Rapture in Death is the fourth book in the In Death series by J. D. Robb. This review assumes you've read the first three books; it contains no spoilers for the novel and some minor spoilers (no surprises) for the earlier books. Skip to the end if you want just my opinion.
Rapture in Death begins just a couple of weeks after book three ends: Eve and Roarke are on the last leg of their honeymoon at an off-planet hotel. The resort, owned by Roarke, is still being built, and the newlyweds spend some time taking a tour and trying out the facilities. The trip would have been perfect except a young technician was found dead by apparent suicide, and Eve and Roarke are called to the scene.
Once home in New York, the two return to their usual busy schedules.

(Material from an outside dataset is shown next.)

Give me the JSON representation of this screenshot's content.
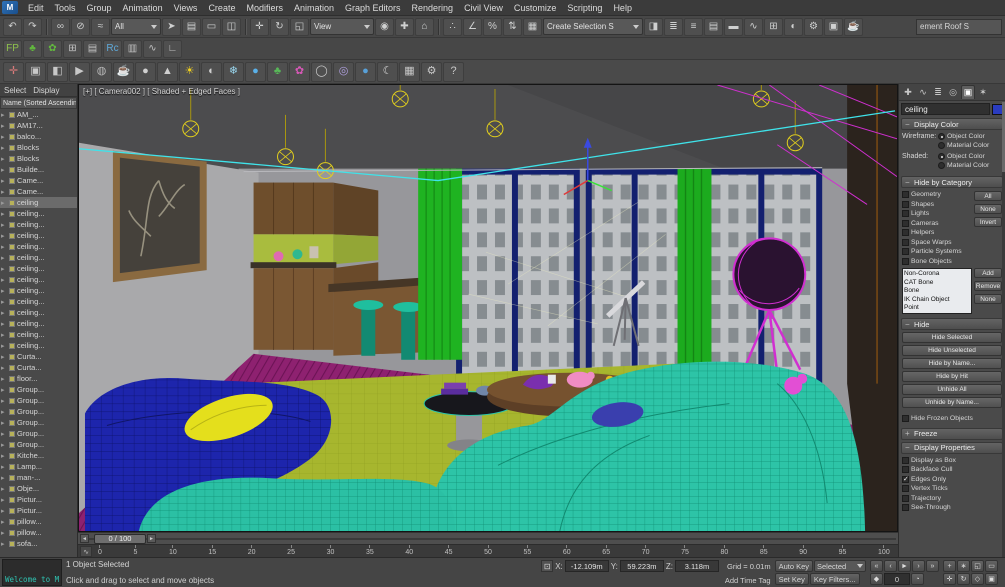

Eve has managed to snag Peabody as her new permanent assistant, and best friend Mavis is working with a publicist to launch her singing and dancing act. On just the second day back on the job, Eve is tagged as the principal in a suspicious death of a famous defense attorney. He was found in his bathtub with his wrists slashed.
Although there is no apparent connection between the lawyer and the technician, Eve can't help but notice that each died with a smile on his face. Furthermore, brain scans indicate a tiny area of damage in both men.
After a third suicide, this time a prominent businesswoman, Eve is convinced she is looking for a serial killer. The problem is, each person seems to have gladly chosen "self-termination," so how could the murders have been orchestrated?
Rapture in Death is a strong entry in Robb's Eve Dallas novels. Although the book takes place in the 2050s, the futuristic or science fiction aspects of the story are matter of fact, and we are not overwhelmed with techo-jargon. The interlacing of the murder investigation with Eve's personal life keeps the reader engaged throughout. Because we are given a few clues that are hidden from Eve, we have the chance to figure out who the bad guy is before she does, and the device adds to the suspense.
Similar to the other In Death novels, this one revolves around Eve, Roarke, and Mavis, although the characters do not grow as much in this entry as they do in the earlier books. On the other hand, Peabody is given a bigger role, and we learn a bit more about some of the minor players. Rapture in Death seems to be a transitional point in the series, settling Eve into her new professional relationship and into her new status as Roarke's wife.
If you like cozy mysteries or romantic suspense you'll like the In Death series. It's important to start from book one, Naked in Death, because the development of the main characters and their relationships make for a continuing story and minor characters reappear.
The audiobook was read by Susan Ericksen, who did a fine job. Unfortunately, the first three books are read by Cristine McMurdo-Wallis, and it took me a third of the way through the audio to get used to the new narrator. Ericksen puts her own spin on the characters' voices, and once I adjusted, I enjoyed the listen. This is a good thing because she narrates the rest of the series.
J. D. Robb is a pen name of Nora Roberts. You can learn more about the author on her website. In November 2009, the 30th In Death book will be published. Robb has also written several Eve Dallas novellas.
Published by Penguin USA, 1996
Challenges: Themed Reading, Cozy Mysteries, 999, 100+